### Work request
The data that follows is to be given again, exactly as written.

### Material provided
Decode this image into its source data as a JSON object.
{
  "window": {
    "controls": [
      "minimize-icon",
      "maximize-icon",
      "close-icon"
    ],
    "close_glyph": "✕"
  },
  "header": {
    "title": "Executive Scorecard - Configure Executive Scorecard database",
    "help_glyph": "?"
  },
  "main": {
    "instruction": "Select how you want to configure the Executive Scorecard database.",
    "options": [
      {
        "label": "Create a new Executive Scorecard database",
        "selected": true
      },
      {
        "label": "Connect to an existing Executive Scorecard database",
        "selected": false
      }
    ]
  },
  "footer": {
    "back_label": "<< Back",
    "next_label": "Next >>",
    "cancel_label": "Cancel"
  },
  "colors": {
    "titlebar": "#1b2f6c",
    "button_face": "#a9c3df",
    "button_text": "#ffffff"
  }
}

### Output
Decode this image into its source data as a JSON object.
{
  "window": {
    "controls": [
      "minimize-icon",
      "maximize-icon",
      "close-icon"
    ],
    "close_glyph": "✕"
  },
  "header": {
    "title": "Executive Scorecard - Configure Executive Scorecard database",
    "help_glyph": "?"
  },
  "main": {
    "instruction": "Select how you want to configure the Executive Scorecard database.",
    "options": [
      {
        "label": "Create a new Executive Scorecard database",
        "selected": true
      },
      {
        "label": "Connect to an existing Executive Scorecard database",
        "selected": false
      }
    ]
  },
  "footer": {
    "back_label": "<< Back",
    "next_label": "Next >>",
    "cancel_label": "Cancel"
  },
  "colors": {
    "titlebar": "#1b2f6c",
    "button_face": "#a9c3df",
    "button_text": "#ffffff"
  }
}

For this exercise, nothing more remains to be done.